The farmers who are contributing coffee to this community blend are following agronomical advice from the Valle Inca group, and working in an ecologically holistic fashion, as well as carrying an organic certification. Farms have Pacay trees planted for shade and to encourage biodiversity. There are many secondary food crops including Rocoto peppers, chirimoyas, oranges, avocadoes and limes. The most common method for nourishing the coffee trees is to apply a homemade compost, composed primarily of spent coffee pulp and bird poo. Some of the farmers are working to ensure moisture is kept in the soil if they are in a more arid area, whereas those for whom there is excess humidity are pruning back the lower growth on their coffee trees to promote adequate ventilation. 

Their Approach

Coffees are harvested by hand and floated to remove underripes before they are fed through a manually cranked depulper. Coffee cherry skins are removed during a sieving stage before the clean parchment is placed into GrainPro sacks before being sealed into plastic barrels fitted with a carboy style airlock. After a period between 20 and 40 hours has passed the native microbiome has broken down the mucilage surrounding the coffee’s parchment layer and is ready to be washed off. Valle Inca have funded the building of drying infastructures at many of their members’ farms, and these allow the lots to be dried in ventilated secadores on raised beds, which we are confident is adding to the stability, uniformity and reliability of their producers’ coffees. 

The Association

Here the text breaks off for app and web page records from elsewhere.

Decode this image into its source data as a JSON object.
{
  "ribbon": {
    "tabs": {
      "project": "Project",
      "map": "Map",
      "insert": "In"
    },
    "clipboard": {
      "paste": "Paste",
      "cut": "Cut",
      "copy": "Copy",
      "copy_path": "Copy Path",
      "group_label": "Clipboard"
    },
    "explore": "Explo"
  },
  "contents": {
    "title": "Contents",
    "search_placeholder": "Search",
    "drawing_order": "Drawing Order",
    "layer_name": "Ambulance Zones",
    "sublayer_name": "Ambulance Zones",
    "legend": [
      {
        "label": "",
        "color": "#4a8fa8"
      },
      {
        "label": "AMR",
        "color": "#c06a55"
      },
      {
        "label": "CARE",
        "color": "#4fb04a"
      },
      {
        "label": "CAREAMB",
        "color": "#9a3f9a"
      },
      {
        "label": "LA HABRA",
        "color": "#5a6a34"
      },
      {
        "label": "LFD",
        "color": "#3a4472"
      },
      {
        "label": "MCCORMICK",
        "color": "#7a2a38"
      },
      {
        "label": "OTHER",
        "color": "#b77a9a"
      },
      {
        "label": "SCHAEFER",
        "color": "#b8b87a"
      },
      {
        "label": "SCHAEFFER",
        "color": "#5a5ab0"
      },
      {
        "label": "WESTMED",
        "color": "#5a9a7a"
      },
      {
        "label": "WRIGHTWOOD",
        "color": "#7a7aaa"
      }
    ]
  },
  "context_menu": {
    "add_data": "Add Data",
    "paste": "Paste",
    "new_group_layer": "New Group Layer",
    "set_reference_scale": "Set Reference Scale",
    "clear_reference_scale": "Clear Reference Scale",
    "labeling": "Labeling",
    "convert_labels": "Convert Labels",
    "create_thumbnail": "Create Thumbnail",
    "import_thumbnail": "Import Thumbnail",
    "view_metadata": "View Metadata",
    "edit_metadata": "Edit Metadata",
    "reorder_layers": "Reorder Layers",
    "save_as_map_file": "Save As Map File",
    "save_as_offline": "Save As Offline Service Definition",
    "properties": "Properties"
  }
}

In 2018, our first year buying coffee through Valle Inca, the group had around 100 members. Thanks to word of mouth, with producers telling their neighbours of the premium prices that they were able to receive having been able to access a more discerning coffee market through the association, the group now works with around 300 producers in the Cusco region and have recently expanded their operations to include Puno. All the members are working organically and are certified as such via the Valle Inca group. For a member to join, there needs to be a baseline of quality met, dictated in part by altitude and the type of varieties planted, but ultimately it is down to the desire of each member to improve their quality through hard work. The group provide agronomical advice and training as well as pre-financing, so the farmer members are supported in multiple ways. Several of their members reliably place well in Peru’s Cup of Excellence competition.